While visiting London last week, I wandered through the Imperial War Museum for a few hours. This museum was founded in 1917, and it was intended to record the civil and military war effort and sacrifice of Britain and its empire during the First World War. It then expanded to include the events of World War II. The carnage and destruction that these two world wars wreaked on Europe, only 20 years apart, is a stark reminder as to why the idea of a European Union was formed in 1947 and why it is still a great idea today, even after 71 years of peace on that continent. As Americans, we have the luxury of going to war when we want to. Europeans, for hundreds of years did not get that choice, as their neighbors could invade at any time, and often did. Peace and harmony is not Europe’s natural state, and never was before the EU. Europe is similar in land mass to the United States, but encompasses 50 countries, all having somewhat unique cultures, laws and political systems. The potential for conflict in this small geographic region has been apparent over recent centuries, and events frequently erupted into bloody and costly regional conflicts. The idea for the EU, NATO, IMF and Marshall Plan all arose out of the ashes and destruction of World War II, and have kept peace in the region ever since. The EU was founded on the hope that significant economic interdependence would make further European wars impossible. With all the talk about NATO recently, some have argued that the idea of NATO is antiquated, and whether the U.S. bearing the cost of the common defense is “fair” or not. The United States does pay more than its fair share for the defense of NATO countries, but this fact is not a flaw in the system, it was a founding principle of NATO. This is how post-war statesmen designed it, as it ensured the absence of a great European power which could lead to conflict. By design, the idea of NATO ensures a permanent U.S. military dominance over Eurasia, while uniting Europe under the protection of the U.S.

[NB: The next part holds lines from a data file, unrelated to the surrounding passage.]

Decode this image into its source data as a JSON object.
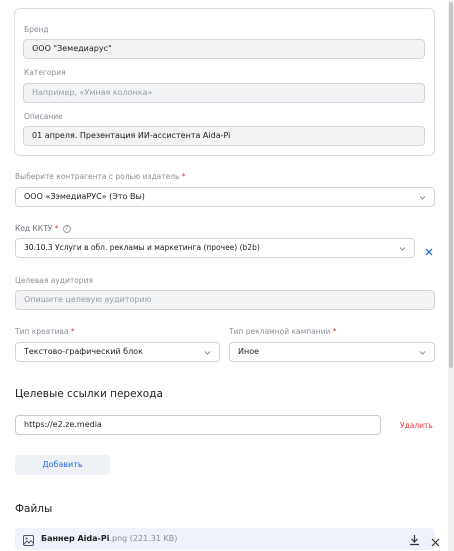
{
  "brand": {
    "label": "Бренд",
    "value": "ООО \"Земедиарус\""
  },
  "category": {
    "label": "Категория",
    "placeholder": "Например, «Умная колонка»"
  },
  "description": {
    "label": "Описание",
    "value": "01 апреля. Презентация ИИ-ассистента Aida-Pi"
  },
  "contractor": {
    "label": "Выберите контрагента с ролью издатель",
    "required_mark": "*",
    "value": "ООО «ЗэмедиаРУС» (Это Вы)"
  },
  "kktu": {
    "label": "Код ККТУ",
    "required_mark": "*",
    "help_icon": "question-circle-icon",
    "value": "30.10.3 Услуги в обл. рекламы и маркетинга (прочее) (b2b)"
  },
  "audience": {
    "label": "Целевая аудитория",
    "placeholder": "Опишите целевую аудиторию"
  },
  "creative_type": {
    "label": "Тип креатива",
    "required_mark": "*",
    "value": "Текстово-графический блок"
  },
  "campaign_type": {
    "label": "Тип рекламной кампании",
    "required_mark": "*",
    "value": "Иное"
  },
  "links": {
    "title": "Целевые ссылки перехода",
    "items": [
      {
        "url": "https://e2.ze.media",
        "delete_label": "Удалить"
      }
    ],
    "add_label": "Добавить"
  },
  "files": {
    "title": "Файлы",
    "items": [
      {
        "name": "Баннер Aida-Pi",
        "meta": ".png (221.31 KB)"
      }
    ]
  },
  "colors": {
    "accent": "#2f6fd6",
    "danger": "#e03b3b",
    "muted": "#8a8f99"
  }
}
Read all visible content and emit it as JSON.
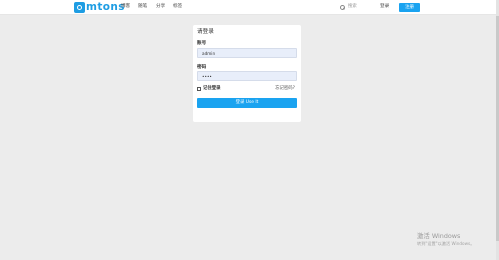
{
  "header": {
    "logo_text": "mtons",
    "nav": [
      "博客",
      "随笔",
      "分享",
      "标签"
    ],
    "search_placeholder": "搜索",
    "login_label": "登录",
    "register_label": "注册"
  },
  "login": {
    "title": "请登录",
    "username_label": "账号",
    "username_value": "admin",
    "password_label": "密码",
    "password_value": "••••",
    "remember_label": "记住登录",
    "forgot_label": "忘记密码?",
    "submit_label": "登录 Use It"
  },
  "watermark": {
    "line1": "激活 Windows",
    "line2": "转到\"设置\"以激活 Windows。"
  },
  "colors": {
    "brand": "#1e9de3",
    "button": "#1aa3f0",
    "background": "#ececec"
  }
}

Only America, and the massive military and economic power that it can exercise, could have pacified and unified Europe under its direction. NATO article V, which declares that an attack on one member country is an attack on all members, was created so that the weakest member would enjoy the same security as the strongest. Since World War II, U.S. troops have been deployed in Eurasia to ensure that the continent cannot be dominated by a single power again. And the U.S. has large military assets in Europe so there is no need for countries there to begin local arms races that could end in war. The U.S. does spend 4 percent of its GDP on defense, while most NATO countries spend less than 2 percent. But the alternative, such as Germany spending 20 percent of GDP on aggressive expansion of its military forces, has been proven to be a much worse outcome for its neighbors and for the U.S. in the long run. And we would rather have Europeans spending their money on U.S. goods and services, rather than digging trenches and spilling blood in their fields again. A U.S.-backed umbrella of security over a historically volatile continent has worked well for generations, and should not be abandoned as younger generations forget the destruction and conflict of the past.